Images do not belong in the copy; retype the rest of the entries below exactly.
• • • • • • •
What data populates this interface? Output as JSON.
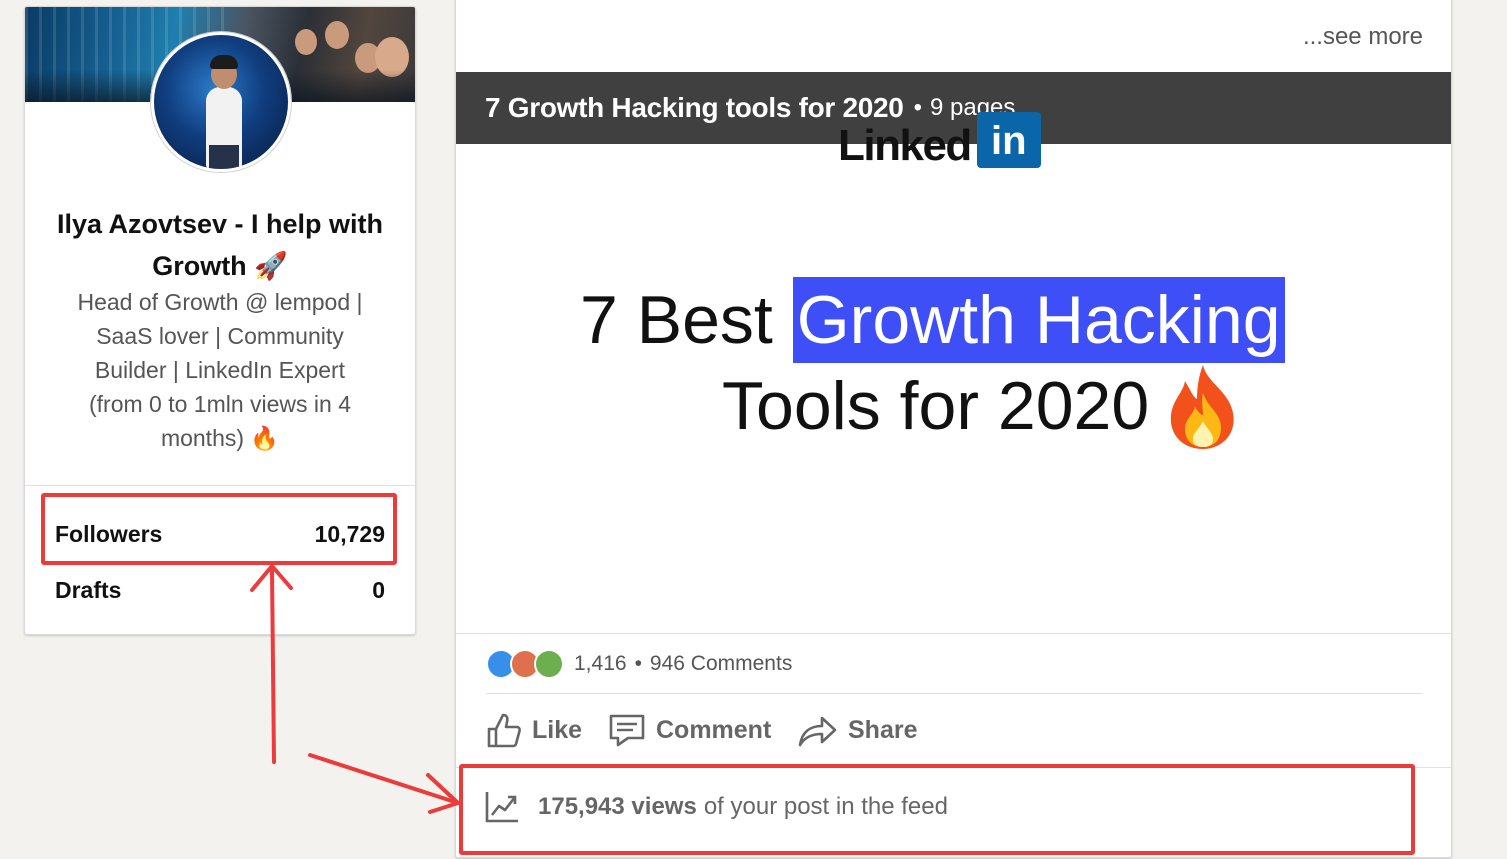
{
  "profile": {
    "name": "Ilya Azovtsev - I help with Growth 🚀",
    "headline": "Head of Growth @ lempod | SaaS lover | Community Builder | LinkedIn Expert (from 0 to 1mln views in 4 months) 🔥",
    "stats": [
      {
        "label": "Followers",
        "value": "10,729"
      },
      {
        "label": "Drafts",
        "value": "0"
      }
    ]
  },
  "post": {
    "see_more": "...see more",
    "document": {
      "title": "7 Growth Hacking tools for 2020",
      "separator": "•",
      "pages": "9 pages"
    },
    "slide": {
      "logo_word": "Linked",
      "logo_box": "in",
      "line1_plain": "7 Best",
      "line1_highlight": "Growth Hacking",
      "line2": "Tools for 2020"
    },
    "social": {
      "reaction_count": "1,416",
      "separator": "•",
      "comments": "946 Comments"
    },
    "actions": {
      "like": "Like",
      "comment": "Comment",
      "share": "Share"
    },
    "views": {
      "count": "175,943 views",
      "suffix": "of your post in the feed"
    }
  },
  "colors": {
    "highlight": "#3e4ff7",
    "annotation": "#ec3b3b",
    "linkedin_blue": "#0a66a8",
    "doc_header": "#404040"
  },
  "icons": [
    "like-icon",
    "comment-icon",
    "share-icon",
    "analytics-icon",
    "rocket-icon",
    "fire-icon",
    "linkedin-logo"
  ]
}
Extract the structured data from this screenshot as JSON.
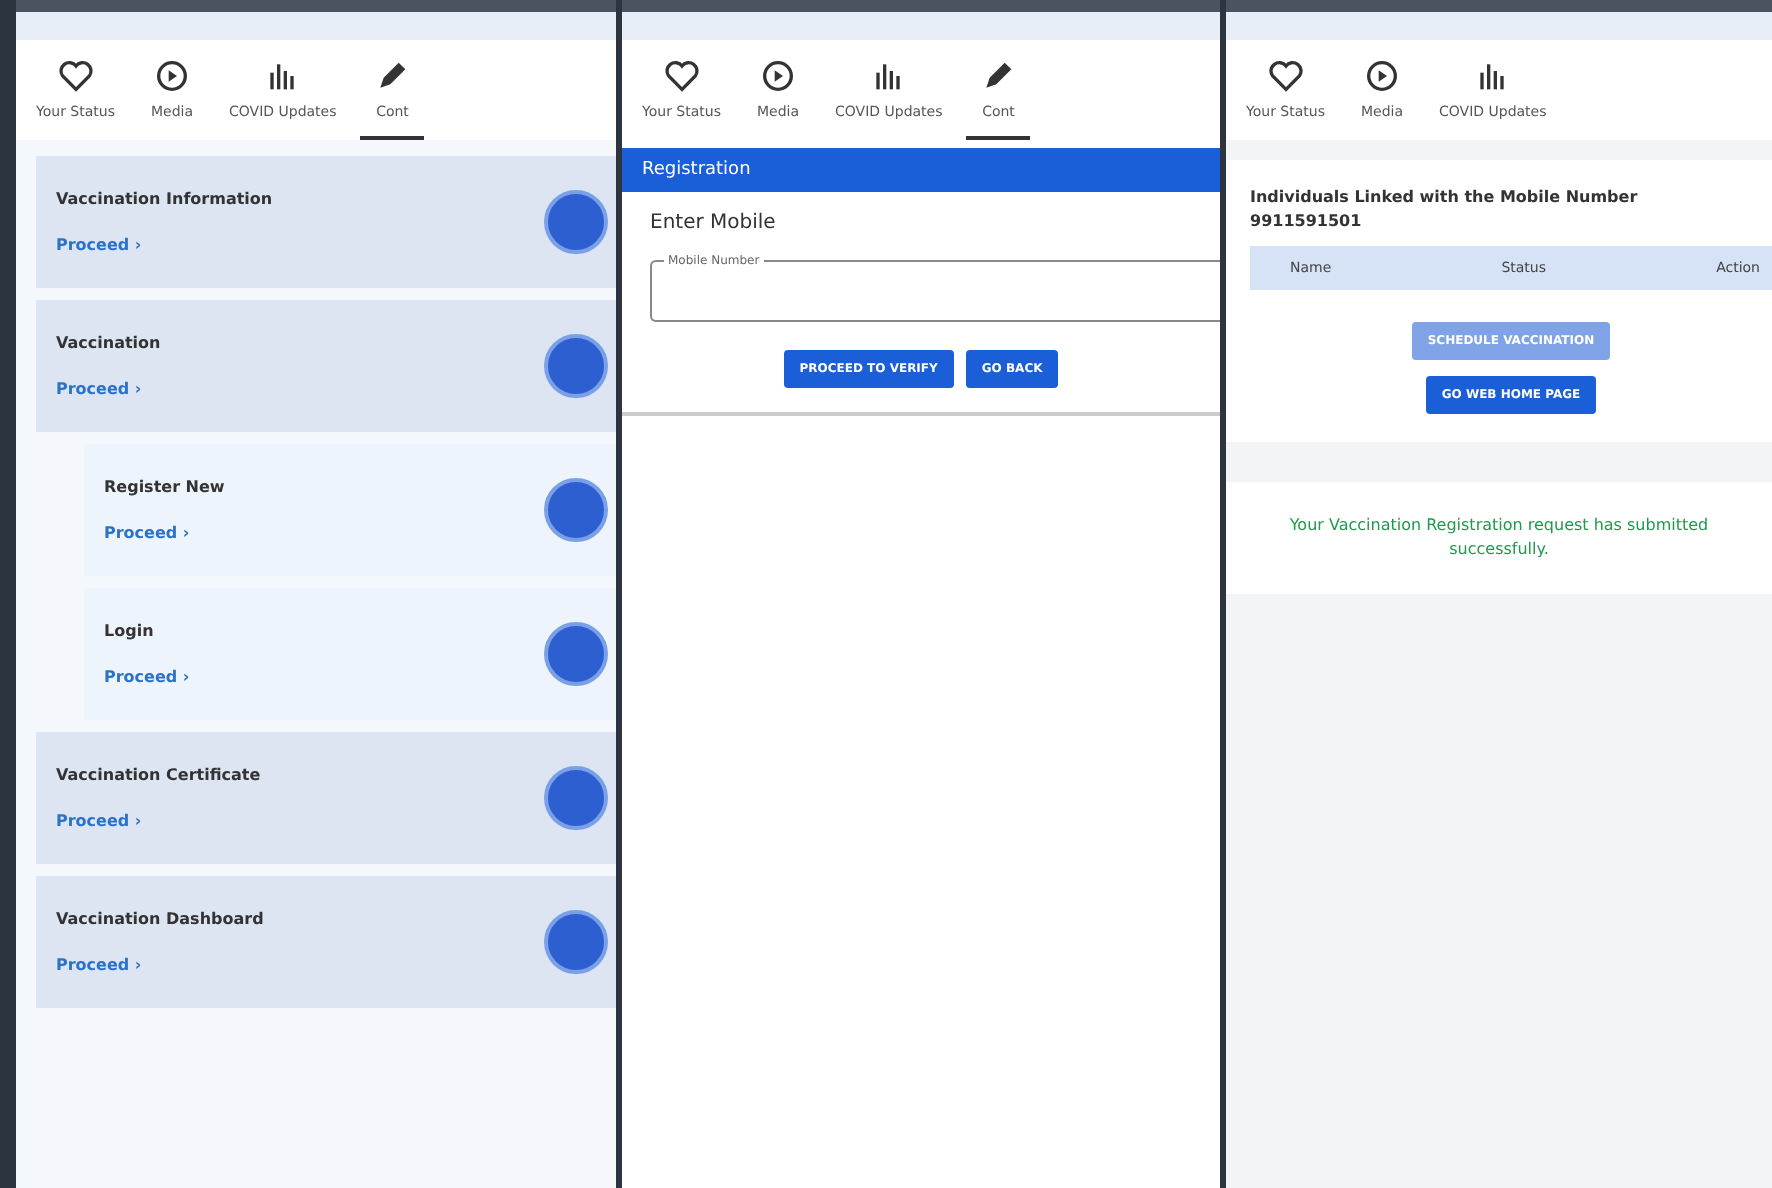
{
  "screens": [
    {
      "tabs": [
        {
          "label": "Your Status",
          "selected": false
        },
        {
          "label": "Media",
          "selected": false
        },
        {
          "label": "COVID Updates",
          "selected": false
        },
        {
          "label": "Cont",
          "selected": true
        }
      ],
      "cards": [
        {
          "kind": "main",
          "title": "Vaccination Information",
          "link": "Proceed ›"
        },
        {
          "kind": "main",
          "title": "Vaccination",
          "link": "Proceed ›"
        },
        {
          "kind": "sub",
          "title": "Register New",
          "link": "Proceed ›"
        },
        {
          "kind": "sub",
          "title": "Login",
          "link": "Proceed ›"
        },
        {
          "kind": "main",
          "title": "Vaccination Certificate",
          "link": "Proceed ›"
        },
        {
          "kind": "main",
          "title": "Vaccination Dashboard",
          "link": "Proceed ›"
        }
      ]
    },
    {
      "tabs": [
        {
          "label": "Your Status",
          "selected": false
        },
        {
          "label": "Media",
          "selected": false
        },
        {
          "label": "COVID Updates",
          "selected": false
        },
        {
          "label": "Cont",
          "selected": true
        }
      ],
      "header": "Registration",
      "prompt": "Enter Mobile",
      "field": {
        "label": "Mobile Number"
      },
      "buttons": [
        "PROCEED TO VERIFY",
        "GO BACK"
      ]
    },
    {
      "tabs": [
        {
          "label": "Your Status",
          "selected": false
        },
        {
          "label": "Media",
          "selected": false
        },
        {
          "label": "COVID Updates",
          "selected": false
        }
      ],
      "heading": "Individuals Linked with the Mobile Number",
      "number": "9911591501",
      "table": {
        "columns": [
          "Name",
          "Status",
          "Action"
        ]
      },
      "buttons": [
        {
          "label": "SCHEDULE VACCINATION",
          "disabled": true
        },
        {
          "label": "GO WEB HOME PAGE",
          "disabled": false
        }
      ],
      "message": "Your Vaccination Registration request has submitted successfully."
    }
  ]
}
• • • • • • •
◆ **EXERCISE RESPONSE**
What data populates this interface? Output as JSON.
{
  "profile": {
    "name": "Ilya Azovtsev - I help with Growth 🚀",
    "headline": "Head of Growth @ lempod | SaaS lover | Community Builder | LinkedIn Expert (from 0 to 1mln views in 4 months) 🔥",
    "stats": [
      {
        "label": "Followers",
        "value": "10,729"
      },
      {
        "label": "Drafts",
        "value": "0"
      }
    ]
  },
  "post": {
    "see_more": "...see more",
    "document": {
      "title": "7 Growth Hacking tools for 2020",
      "separator": "•",
      "pages": "9 pages"
    },
    "slide": {
      "logo_word": "Linked",
      "logo_box": "in",
      "line1_plain": "7 Best",
      "line1_highlight": "Growth Hacking",
      "line2": "Tools for 2020"
    },
    "social": {
      "reaction_count": "1,416",
      "separator": "•",
      "comments": "946 Comments"
    },
    "actions": {
      "like": "Like",
      "comment": "Comment",
      "share": "Share"
    },
    "views": {
      "count": "175,943 views",
      "suffix": "of your post in the feed"
    }
  },
  "colors": {
    "highlight": "#3e4ff7",
    "annotation": "#ec3b3b",
    "linkedin_blue": "#0a66a8",
    "doc_header": "#404040"
  },
  "icons": [
    "like-icon",
    "comment-icon",
    "share-icon",
    "analytics-icon",
    "rocket-icon",
    "fire-icon",
    "linkedin-logo"
  ]
}
Extract the structured data from this screenshot as JSON.
{
  "screens": [
    {
      "tabs": [
        {
          "label": "Your Status",
          "selected": false
        },
        {
          "label": "Media",
          "selected": false
        },
        {
          "label": "COVID Updates",
          "selected": false
        },
        {
          "label": "Cont",
          "selected": true
        }
      ],
      "cards": [
        {
          "kind": "main",
          "title": "Vaccination Information",
          "link": "Proceed ›"
        },
        {
          "kind": "main",
          "title": "Vaccination",
          "link": "Proceed ›"
        },
        {
          "kind": "sub",
          "title": "Register New",
          "link": "Proceed ›"
        },
        {
          "kind": "sub",
          "title": "Login",
          "link": "Proceed ›"
        },
        {
          "kind": "main",
          "title": "Vaccination Certificate",
          "link": "Proceed ›"
        },
        {
          "kind": "main",
          "title": "Vaccination Dashboard",
          "link": "Proceed ›"
        }
      ]
    },
    {
      "tabs": [
        {
          "label": "Your Status",
          "selected": false
        },
        {
          "label": "Media",
          "selected": false
        },
        {
          "label": "COVID Updates",
          "selected": false
        },
        {
          "label": "Cont",
          "selected": true
        }
      ],
      "header": "Registration",
      "prompt": "Enter Mobile",
      "field": {
        "label": "Mobile Number"
      },
      "buttons": [
        "PROCEED TO VERIFY",
        "GO BACK"
      ]
    },
    {
      "tabs": [
        {
          "label": "Your Status",
          "selected": false
        },
        {
          "label": "Media",
          "selected": false
        },
        {
          "label": "COVID Updates",
          "selected": false
        }
      ],
      "heading": "Individuals Linked with the Mobile Number",
      "number": "9911591501",
      "table": {
        "columns": [
          "Name",
          "Status",
          "Action"
        ]
      },
      "buttons": [
        {
          "label": "SCHEDULE VACCINATION",
          "disabled": true
        },
        {
          "label": "GO WEB HOME PAGE",
          "disabled": false
        }
      ],
      "message": "Your Vaccination Registration request has submitted successfully."
    }
  ]
}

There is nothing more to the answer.